*** EXERCISE DATA Section Begins ***
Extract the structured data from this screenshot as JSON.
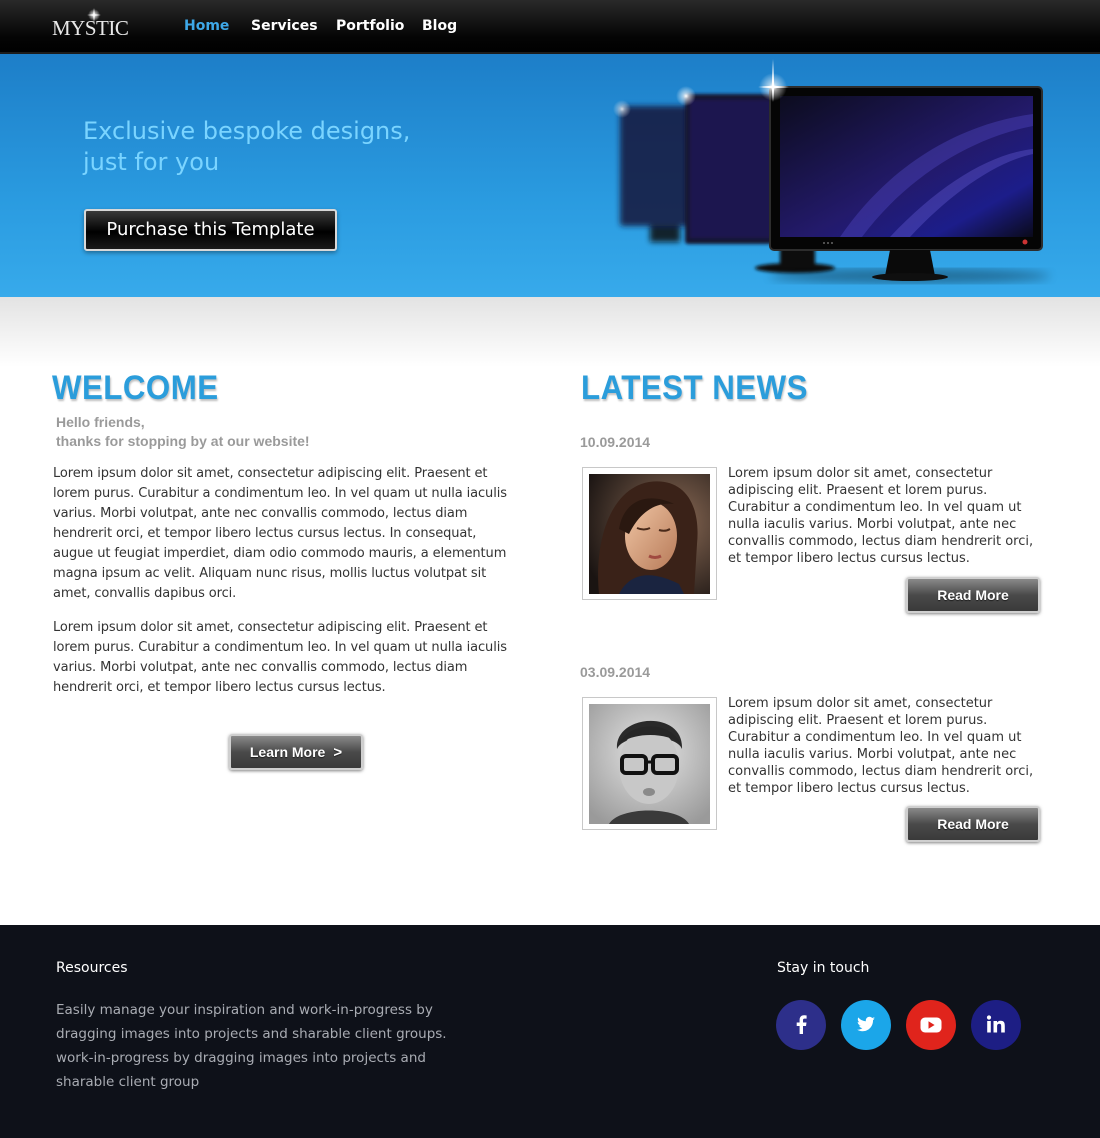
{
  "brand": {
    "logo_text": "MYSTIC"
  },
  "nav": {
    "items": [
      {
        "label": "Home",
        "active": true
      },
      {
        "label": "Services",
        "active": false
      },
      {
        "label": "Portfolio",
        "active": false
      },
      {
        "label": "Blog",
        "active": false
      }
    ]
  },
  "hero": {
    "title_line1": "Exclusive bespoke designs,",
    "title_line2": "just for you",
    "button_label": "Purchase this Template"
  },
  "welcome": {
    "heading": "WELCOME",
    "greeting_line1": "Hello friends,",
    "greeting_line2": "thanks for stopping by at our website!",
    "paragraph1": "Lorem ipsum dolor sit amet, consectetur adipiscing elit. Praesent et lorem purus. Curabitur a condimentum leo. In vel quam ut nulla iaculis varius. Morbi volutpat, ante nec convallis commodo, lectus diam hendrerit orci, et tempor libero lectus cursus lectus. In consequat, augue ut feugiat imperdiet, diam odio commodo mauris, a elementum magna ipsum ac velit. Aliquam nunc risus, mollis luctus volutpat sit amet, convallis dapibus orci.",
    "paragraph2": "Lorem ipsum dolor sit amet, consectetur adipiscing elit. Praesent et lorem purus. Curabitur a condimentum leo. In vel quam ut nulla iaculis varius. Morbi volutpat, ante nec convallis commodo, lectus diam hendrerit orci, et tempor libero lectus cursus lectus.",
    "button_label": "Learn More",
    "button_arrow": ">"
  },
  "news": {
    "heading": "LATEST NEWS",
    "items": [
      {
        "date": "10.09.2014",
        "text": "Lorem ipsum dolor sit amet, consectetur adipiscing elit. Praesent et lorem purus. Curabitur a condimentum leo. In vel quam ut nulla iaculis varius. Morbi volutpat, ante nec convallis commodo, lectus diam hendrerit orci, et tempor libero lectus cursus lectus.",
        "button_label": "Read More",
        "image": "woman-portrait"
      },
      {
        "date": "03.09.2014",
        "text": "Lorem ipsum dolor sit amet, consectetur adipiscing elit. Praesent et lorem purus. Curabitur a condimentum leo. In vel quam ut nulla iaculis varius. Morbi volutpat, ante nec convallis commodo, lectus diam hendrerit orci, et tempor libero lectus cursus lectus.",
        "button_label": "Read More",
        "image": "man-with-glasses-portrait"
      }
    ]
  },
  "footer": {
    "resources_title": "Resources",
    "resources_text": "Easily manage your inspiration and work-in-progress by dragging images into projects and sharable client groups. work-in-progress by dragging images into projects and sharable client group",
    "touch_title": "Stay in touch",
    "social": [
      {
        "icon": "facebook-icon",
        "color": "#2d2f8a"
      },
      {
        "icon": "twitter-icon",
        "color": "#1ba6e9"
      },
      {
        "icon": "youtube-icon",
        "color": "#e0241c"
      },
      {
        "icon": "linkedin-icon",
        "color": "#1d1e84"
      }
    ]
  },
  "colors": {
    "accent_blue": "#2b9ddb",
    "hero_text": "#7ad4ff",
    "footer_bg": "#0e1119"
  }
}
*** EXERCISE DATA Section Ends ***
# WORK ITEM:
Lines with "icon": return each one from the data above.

# RESPONSE AREA:
        "icon": "facebook-icon",
        "icon": "twitter-icon",
        "icon": "youtube-icon",
        "icon": "linkedin-icon",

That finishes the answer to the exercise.